| What to work on |
Give the number of lines in the material below that hold "triangle", and nothing besides.

| Data for analysis |

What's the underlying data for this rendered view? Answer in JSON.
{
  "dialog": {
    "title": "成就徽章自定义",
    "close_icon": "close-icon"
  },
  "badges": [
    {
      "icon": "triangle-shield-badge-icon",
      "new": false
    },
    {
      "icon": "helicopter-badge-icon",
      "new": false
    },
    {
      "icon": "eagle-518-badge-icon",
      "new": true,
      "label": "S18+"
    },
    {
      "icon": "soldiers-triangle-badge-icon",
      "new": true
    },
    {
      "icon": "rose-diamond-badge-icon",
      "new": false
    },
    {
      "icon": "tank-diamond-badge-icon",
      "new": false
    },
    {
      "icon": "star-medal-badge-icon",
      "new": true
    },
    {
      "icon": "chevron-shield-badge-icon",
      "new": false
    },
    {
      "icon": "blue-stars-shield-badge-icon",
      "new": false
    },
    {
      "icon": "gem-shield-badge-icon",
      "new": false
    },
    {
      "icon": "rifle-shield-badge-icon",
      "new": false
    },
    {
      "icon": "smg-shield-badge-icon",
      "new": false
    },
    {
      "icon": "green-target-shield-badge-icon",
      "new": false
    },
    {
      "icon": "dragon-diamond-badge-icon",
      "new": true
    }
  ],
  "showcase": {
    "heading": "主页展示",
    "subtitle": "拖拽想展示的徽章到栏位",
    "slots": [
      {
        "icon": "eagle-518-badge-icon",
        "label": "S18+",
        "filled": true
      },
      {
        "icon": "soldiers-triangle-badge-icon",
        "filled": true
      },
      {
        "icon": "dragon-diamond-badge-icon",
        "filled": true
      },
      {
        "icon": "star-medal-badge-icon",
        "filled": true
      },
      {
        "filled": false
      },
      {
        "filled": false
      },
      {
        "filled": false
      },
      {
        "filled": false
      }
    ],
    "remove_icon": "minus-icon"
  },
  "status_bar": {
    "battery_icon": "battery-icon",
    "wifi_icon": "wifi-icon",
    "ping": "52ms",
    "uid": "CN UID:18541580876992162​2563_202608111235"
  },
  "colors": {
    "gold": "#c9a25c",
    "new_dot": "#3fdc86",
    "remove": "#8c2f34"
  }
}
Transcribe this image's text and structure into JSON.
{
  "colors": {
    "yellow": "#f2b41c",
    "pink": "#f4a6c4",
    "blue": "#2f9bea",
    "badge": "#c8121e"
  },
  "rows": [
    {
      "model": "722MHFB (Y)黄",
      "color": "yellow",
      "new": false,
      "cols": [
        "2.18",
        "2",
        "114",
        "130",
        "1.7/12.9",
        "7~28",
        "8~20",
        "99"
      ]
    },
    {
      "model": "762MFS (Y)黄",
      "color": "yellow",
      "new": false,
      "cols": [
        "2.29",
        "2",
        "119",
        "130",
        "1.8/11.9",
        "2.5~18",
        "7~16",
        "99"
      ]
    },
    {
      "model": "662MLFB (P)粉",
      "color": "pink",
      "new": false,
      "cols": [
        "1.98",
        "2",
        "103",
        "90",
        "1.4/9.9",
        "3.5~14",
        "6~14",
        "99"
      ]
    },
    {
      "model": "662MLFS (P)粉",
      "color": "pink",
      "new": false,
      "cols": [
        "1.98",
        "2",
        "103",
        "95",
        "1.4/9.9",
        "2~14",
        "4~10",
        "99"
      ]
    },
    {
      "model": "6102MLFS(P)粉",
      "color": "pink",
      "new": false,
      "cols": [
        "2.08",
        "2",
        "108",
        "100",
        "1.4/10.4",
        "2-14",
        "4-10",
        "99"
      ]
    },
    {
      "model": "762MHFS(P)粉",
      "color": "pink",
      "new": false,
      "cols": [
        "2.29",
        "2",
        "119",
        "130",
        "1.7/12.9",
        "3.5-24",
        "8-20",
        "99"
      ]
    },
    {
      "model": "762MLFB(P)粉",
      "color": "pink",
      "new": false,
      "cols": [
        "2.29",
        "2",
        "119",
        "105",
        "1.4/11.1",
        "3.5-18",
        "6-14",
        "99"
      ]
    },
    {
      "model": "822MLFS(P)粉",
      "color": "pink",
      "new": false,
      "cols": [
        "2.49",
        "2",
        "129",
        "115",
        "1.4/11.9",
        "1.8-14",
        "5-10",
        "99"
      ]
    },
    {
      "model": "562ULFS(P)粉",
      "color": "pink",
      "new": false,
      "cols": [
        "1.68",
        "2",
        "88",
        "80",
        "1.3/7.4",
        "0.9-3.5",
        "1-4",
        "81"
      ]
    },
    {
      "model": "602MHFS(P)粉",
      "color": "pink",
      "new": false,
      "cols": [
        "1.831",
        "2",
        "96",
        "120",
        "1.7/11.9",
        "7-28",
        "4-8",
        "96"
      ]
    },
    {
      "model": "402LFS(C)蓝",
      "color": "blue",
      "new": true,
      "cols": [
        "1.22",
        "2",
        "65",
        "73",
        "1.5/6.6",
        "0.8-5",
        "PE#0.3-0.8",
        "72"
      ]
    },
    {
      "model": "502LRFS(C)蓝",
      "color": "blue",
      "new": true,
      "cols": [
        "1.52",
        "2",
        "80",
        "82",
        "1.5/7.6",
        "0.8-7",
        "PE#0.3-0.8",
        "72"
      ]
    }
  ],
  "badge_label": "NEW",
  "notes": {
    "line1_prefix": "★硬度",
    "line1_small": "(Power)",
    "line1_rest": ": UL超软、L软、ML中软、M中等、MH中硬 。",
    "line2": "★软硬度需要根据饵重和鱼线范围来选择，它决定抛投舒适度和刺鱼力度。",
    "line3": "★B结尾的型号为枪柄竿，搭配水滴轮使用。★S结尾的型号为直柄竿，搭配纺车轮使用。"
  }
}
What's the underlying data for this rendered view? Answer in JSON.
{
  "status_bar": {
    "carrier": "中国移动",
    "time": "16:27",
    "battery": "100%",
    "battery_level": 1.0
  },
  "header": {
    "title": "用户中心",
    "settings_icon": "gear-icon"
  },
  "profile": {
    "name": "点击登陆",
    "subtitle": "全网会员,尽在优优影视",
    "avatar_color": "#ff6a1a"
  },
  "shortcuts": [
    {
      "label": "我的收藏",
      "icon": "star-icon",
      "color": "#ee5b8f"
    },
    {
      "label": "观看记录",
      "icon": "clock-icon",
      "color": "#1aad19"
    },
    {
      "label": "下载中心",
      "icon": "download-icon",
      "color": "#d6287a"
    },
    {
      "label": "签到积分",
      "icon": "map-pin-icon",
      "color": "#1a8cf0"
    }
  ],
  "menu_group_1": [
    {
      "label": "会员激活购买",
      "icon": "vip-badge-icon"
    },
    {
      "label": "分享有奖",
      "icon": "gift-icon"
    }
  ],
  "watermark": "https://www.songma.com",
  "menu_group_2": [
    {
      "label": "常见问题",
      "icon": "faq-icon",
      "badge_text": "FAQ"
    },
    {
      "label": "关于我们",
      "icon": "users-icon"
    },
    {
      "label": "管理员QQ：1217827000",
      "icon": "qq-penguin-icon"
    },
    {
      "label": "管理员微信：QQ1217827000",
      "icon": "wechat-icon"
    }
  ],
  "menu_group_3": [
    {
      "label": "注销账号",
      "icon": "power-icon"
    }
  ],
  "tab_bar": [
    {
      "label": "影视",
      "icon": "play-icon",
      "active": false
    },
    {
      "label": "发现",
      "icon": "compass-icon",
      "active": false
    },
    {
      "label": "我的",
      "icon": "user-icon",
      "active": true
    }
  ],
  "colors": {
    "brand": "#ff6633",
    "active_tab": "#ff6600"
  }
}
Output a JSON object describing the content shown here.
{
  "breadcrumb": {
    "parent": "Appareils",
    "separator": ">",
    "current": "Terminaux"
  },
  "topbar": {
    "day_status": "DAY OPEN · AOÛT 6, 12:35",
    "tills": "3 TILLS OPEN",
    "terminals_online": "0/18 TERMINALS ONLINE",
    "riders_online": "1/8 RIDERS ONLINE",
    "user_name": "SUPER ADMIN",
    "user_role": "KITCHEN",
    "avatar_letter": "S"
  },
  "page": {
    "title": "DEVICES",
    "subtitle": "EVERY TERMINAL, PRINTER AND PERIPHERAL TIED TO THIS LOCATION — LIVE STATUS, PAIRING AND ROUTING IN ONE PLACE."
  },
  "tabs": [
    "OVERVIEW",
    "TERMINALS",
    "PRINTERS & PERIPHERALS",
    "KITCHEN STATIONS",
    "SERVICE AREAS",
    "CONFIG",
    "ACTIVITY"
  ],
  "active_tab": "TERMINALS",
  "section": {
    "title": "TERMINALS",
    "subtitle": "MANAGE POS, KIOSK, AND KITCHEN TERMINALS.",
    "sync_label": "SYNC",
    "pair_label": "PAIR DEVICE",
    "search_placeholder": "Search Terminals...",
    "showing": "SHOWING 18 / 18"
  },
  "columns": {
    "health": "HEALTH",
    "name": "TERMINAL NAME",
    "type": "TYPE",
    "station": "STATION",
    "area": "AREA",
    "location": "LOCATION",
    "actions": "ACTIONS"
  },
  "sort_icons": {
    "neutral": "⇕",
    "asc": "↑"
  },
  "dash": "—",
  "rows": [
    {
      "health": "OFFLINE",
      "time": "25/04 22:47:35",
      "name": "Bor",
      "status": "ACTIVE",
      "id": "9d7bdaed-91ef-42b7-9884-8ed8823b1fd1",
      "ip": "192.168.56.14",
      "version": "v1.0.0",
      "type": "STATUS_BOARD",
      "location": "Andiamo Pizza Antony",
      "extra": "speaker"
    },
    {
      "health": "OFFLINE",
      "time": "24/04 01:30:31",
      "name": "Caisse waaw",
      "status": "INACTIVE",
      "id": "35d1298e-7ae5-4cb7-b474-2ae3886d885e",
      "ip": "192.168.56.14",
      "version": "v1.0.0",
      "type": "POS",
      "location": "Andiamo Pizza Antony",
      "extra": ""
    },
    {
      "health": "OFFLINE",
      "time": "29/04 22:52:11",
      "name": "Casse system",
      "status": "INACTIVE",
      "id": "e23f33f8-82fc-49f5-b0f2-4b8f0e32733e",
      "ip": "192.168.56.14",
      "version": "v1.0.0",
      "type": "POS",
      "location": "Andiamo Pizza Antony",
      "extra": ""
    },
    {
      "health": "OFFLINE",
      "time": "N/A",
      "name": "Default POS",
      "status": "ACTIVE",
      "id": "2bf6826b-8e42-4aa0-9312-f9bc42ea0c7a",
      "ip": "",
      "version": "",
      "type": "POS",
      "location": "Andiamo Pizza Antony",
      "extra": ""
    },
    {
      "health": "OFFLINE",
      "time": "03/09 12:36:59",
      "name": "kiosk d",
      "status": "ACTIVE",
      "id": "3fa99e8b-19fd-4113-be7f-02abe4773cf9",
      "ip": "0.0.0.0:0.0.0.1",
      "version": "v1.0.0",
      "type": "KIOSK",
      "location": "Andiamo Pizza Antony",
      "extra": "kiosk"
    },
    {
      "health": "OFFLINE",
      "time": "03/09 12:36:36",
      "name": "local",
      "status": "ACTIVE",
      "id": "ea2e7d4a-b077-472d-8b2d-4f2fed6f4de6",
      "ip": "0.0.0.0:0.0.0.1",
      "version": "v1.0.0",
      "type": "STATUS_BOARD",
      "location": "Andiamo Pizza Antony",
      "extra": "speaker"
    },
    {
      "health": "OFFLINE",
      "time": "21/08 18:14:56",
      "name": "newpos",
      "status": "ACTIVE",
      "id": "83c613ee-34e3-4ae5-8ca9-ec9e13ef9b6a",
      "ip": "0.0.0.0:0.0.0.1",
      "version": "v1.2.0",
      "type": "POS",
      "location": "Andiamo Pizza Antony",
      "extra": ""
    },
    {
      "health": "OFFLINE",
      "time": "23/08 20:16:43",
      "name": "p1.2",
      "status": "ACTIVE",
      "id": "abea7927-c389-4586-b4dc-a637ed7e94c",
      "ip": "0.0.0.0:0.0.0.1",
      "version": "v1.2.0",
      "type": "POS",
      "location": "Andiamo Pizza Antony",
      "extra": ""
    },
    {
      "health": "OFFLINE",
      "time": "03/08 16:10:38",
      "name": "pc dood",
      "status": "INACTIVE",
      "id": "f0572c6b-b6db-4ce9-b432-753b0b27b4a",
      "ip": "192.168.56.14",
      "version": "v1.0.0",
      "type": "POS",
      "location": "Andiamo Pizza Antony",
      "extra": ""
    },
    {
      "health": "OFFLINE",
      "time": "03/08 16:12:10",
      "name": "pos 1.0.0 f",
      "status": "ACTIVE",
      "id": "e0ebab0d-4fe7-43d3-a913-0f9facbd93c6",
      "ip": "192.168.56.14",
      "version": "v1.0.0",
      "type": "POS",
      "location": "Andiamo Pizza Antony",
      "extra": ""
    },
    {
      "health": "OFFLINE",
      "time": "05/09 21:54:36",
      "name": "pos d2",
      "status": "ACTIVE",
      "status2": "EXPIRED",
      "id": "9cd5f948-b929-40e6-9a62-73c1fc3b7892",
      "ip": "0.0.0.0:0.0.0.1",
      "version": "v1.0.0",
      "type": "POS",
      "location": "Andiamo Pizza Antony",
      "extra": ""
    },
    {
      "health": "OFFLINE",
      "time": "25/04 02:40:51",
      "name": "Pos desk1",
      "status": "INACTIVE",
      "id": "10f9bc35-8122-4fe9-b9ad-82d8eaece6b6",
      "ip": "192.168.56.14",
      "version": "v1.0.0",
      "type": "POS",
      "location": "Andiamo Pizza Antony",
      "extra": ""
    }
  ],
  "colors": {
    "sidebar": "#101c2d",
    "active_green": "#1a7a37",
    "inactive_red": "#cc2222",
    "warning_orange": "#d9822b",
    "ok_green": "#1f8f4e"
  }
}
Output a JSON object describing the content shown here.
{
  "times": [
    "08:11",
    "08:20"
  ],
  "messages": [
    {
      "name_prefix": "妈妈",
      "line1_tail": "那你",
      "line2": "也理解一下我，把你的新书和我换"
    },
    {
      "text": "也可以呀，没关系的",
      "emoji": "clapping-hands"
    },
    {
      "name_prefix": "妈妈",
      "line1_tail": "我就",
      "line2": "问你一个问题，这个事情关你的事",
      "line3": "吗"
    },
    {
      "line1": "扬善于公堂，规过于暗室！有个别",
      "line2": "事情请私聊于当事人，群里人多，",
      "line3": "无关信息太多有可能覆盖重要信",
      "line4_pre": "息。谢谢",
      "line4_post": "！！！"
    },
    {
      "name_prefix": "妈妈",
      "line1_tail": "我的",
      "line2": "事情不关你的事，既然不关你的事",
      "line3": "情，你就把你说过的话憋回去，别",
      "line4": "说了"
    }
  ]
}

| Exercise solution |
3